- WHAT THIS TASK INVOLVES: Each record in the material below must be written out again exactly.

- MATERIAL FOR THE TASK:
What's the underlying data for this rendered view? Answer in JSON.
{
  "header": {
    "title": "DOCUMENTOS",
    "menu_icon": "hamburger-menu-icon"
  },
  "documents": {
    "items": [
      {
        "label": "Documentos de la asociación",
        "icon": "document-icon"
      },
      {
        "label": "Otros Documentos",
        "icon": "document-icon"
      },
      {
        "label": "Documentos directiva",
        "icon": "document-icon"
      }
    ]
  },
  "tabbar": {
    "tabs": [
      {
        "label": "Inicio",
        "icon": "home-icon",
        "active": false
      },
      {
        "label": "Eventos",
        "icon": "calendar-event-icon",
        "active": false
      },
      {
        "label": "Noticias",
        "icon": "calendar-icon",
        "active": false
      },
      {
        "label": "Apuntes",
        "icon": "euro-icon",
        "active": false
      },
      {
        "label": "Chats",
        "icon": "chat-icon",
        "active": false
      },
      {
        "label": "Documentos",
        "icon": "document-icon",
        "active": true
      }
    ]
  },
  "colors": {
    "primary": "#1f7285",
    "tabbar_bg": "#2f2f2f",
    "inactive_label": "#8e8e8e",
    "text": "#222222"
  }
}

- EXPECTED OUTPUT:
What's the underlying data for this rendered view? Answer in JSON.
{
  "header": {
    "title": "DOCUMENTOS",
    "menu_icon": "hamburger-menu-icon"
  },
  "documents": {
    "items": [
      {
        "label": "Documentos de la asociación",
        "icon": "document-icon"
      },
      {
        "label": "Otros Documentos",
        "icon": "document-icon"
      },
      {
        "label": "Documentos directiva",
        "icon": "document-icon"
      }
    ]
  },
  "tabbar": {
    "tabs": [
      {
        "label": "Inicio",
        "icon": "home-icon",
        "active": false
      },
      {
        "label": "Eventos",
        "icon": "calendar-event-icon",
        "active": false
      },
      {
        "label": "Noticias",
        "icon": "calendar-icon",
        "active": false
      },
      {
        "label": "Apuntes",
        "icon": "euro-icon",
        "active": false
      },
      {
        "label": "Chats",
        "icon": "chat-icon",
        "active": false
      },
      {
        "label": "Documentos",
        "icon": "document-icon",
        "active": true
      }
    ]
  },
  "colors": {
    "primary": "#1f7285",
    "tabbar_bg": "#2f2f2f",
    "inactive_label": "#8e8e8e",
    "text": "#222222"
  }
}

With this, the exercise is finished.